* WORK TO COMPLETE
Copy out the listing exactly.

* DATA SUPPLIED
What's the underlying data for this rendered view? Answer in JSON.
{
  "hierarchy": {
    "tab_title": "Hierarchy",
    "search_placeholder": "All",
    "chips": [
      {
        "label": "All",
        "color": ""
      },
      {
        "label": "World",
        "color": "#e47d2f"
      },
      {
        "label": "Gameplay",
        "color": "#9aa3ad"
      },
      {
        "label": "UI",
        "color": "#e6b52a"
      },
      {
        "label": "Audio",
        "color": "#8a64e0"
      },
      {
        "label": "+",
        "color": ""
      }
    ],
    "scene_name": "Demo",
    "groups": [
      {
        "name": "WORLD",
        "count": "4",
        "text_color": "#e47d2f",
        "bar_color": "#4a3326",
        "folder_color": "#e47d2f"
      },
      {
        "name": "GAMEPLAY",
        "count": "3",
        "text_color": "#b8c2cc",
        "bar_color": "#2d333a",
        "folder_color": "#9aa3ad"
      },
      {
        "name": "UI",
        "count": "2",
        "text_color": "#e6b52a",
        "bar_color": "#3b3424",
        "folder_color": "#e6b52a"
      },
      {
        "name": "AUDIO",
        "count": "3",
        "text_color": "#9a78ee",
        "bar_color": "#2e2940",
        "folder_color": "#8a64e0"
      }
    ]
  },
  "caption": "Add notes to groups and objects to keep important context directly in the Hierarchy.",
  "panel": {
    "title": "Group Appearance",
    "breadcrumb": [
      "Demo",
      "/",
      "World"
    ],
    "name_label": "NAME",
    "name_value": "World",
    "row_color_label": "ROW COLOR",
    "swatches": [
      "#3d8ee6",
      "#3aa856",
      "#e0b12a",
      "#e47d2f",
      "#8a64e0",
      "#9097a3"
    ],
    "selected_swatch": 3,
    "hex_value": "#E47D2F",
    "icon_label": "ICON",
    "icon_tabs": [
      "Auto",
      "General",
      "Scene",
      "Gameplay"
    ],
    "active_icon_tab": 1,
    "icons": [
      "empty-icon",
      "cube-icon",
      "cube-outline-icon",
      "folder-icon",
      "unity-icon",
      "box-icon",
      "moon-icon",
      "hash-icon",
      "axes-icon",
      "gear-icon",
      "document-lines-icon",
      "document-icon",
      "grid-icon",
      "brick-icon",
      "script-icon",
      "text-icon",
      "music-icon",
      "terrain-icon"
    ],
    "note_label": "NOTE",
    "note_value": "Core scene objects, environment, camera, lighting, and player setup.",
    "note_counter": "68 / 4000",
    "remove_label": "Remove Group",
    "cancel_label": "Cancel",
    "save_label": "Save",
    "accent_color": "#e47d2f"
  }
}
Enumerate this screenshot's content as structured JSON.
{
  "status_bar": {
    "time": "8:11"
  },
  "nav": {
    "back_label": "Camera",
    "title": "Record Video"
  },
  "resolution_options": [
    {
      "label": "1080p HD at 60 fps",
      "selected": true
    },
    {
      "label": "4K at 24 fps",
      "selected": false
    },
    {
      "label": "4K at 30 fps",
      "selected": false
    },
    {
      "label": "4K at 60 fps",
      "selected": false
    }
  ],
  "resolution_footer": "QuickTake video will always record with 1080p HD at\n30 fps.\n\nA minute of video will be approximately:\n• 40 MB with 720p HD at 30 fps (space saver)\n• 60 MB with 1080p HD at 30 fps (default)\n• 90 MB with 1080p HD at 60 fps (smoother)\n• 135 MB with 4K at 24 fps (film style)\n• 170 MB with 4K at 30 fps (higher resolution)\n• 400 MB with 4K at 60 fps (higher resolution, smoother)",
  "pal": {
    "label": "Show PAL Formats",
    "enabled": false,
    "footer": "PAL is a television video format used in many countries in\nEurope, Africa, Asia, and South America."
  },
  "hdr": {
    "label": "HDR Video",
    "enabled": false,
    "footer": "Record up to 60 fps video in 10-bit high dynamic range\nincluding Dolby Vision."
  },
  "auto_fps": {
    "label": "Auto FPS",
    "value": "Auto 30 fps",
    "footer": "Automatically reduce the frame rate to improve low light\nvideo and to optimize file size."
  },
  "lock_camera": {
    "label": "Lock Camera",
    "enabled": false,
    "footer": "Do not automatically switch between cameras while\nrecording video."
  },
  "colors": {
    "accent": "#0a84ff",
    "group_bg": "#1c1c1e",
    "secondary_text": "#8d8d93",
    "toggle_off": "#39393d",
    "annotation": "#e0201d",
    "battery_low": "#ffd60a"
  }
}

* EXERCISE ANSWER
What's the underlying data for this rendered view? Answer in JSON.
{
  "hierarchy": {
    "tab_title": "Hierarchy",
    "search_placeholder": "All",
    "chips": [
      {
        "label": "All",
        "color": ""
      },
      {
        "label": "World",
        "color": "#e47d2f"
      },
      {
        "label": "Gameplay",
        "color": "#9aa3ad"
      },
      {
        "label": "UI",
        "color": "#e6b52a"
      },
      {
        "label": "Audio",
        "color": "#8a64e0"
      },
      {
        "label": "+",
        "color": ""
      }
    ],
    "scene_name": "Demo",
    "groups": [
      {
        "name": "WORLD",
        "count": "4",
        "text_color": "#e47d2f",
        "bar_color": "#4a3326",
        "folder_color": "#e47d2f"
      },
      {
        "name": "GAMEPLAY",
        "count": "3",
        "text_color": "#b8c2cc",
        "bar_color": "#2d333a",
        "folder_color": "#9aa3ad"
      },
      {
        "name": "UI",
        "count": "2",
        "text_color": "#e6b52a",
        "bar_color": "#3b3424",
        "folder_color": "#e6b52a"
      },
      {
        "name": "AUDIO",
        "count": "3",
        "text_color": "#9a78ee",
        "bar_color": "#2e2940",
        "folder_color": "#8a64e0"
      }
    ]
  },
  "caption": "Add notes to groups and objects to keep important context directly in the Hierarchy.",
  "panel": {
    "title": "Group Appearance",
    "breadcrumb": [
      "Demo",
      "/",
      "World"
    ],
    "name_label": "NAME",
    "name_value": "World",
    "row_color_label": "ROW COLOR",
    "swatches": [
      "#3d8ee6",
      "#3aa856",
      "#e0b12a",
      "#e47d2f",
      "#8a64e0",
      "#9097a3"
    ],
    "selected_swatch": 3,
    "hex_value": "#E47D2F",
    "icon_label": "ICON",
    "icon_tabs": [
      "Auto",
      "General",
      "Scene",
      "Gameplay"
    ],
    "active_icon_tab": 1,
    "icons": [
      "empty-icon",
      "cube-icon",
      "cube-outline-icon",
      "folder-icon",
      "unity-icon",
      "box-icon",
      "moon-icon",
      "hash-icon",
      "axes-icon",
      "gear-icon",
      "document-lines-icon",
      "document-icon",
      "grid-icon",
      "brick-icon",
      "script-icon",
      "text-icon",
      "music-icon",
      "terrain-icon"
    ],
    "note_label": "NOTE",
    "note_value": "Core scene objects, environment, camera, lighting, and player setup.",
    "note_counter": "68 / 4000",
    "remove_label": "Remove Group",
    "cancel_label": "Cancel",
    "save_label": "Save",
    "accent_color": "#e47d2f"
  }
}
Enumerate this screenshot's content as structured JSON.
{
  "status_bar": {
    "time": "8:11"
  },
  "nav": {
    "back_label": "Camera",
    "title": "Record Video"
  },
  "resolution_options": [
    {
      "label": "1080p HD at 60 fps",
      "selected": true
    },
    {
      "label": "4K at 24 fps",
      "selected": false
    },
    {
      "label": "4K at 30 fps",
      "selected": false
    },
    {
      "label": "4K at 60 fps",
      "selected": false
    }
  ],
  "resolution_footer": "QuickTake video will always record with 1080p HD at\n30 fps.\n\nA minute of video will be approximately:\n• 40 MB with 720p HD at 30 fps (space saver)\n• 60 MB with 1080p HD at 30 fps (default)\n• 90 MB with 1080p HD at 60 fps (smoother)\n• 135 MB with 4K at 24 fps (film style)\n• 170 MB with 4K at 30 fps (higher resolution)\n• 400 MB with 4K at 60 fps (higher resolution, smoother)",
  "pal": {
    "label": "Show PAL Formats",
    "enabled": false,
    "footer": "PAL is a television video format used in many countries in\nEurope, Africa, Asia, and South America."
  },
  "hdr": {
    "label": "HDR Video",
    "enabled": false,
    "footer": "Record up to 60 fps video in 10-bit high dynamic range\nincluding Dolby Vision."
  },
  "auto_fps": {
    "label": "Auto FPS",
    "value": "Auto 30 fps",
    "footer": "Automatically reduce the frame rate to improve low light\nvideo and to optimize file size."
  },
  "lock_camera": {
    "label": "Lock Camera",
    "enabled": false,
    "footer": "Do not automatically switch between cameras while\nrecording video."
  },
  "colors": {
    "accent": "#0a84ff",
    "group_bg": "#1c1c1e",
    "secondary_text": "#8d8d93",
    "toggle_off": "#39393d",
    "annotation": "#e0201d",
    "battery_low": "#ffd60a"
  }
}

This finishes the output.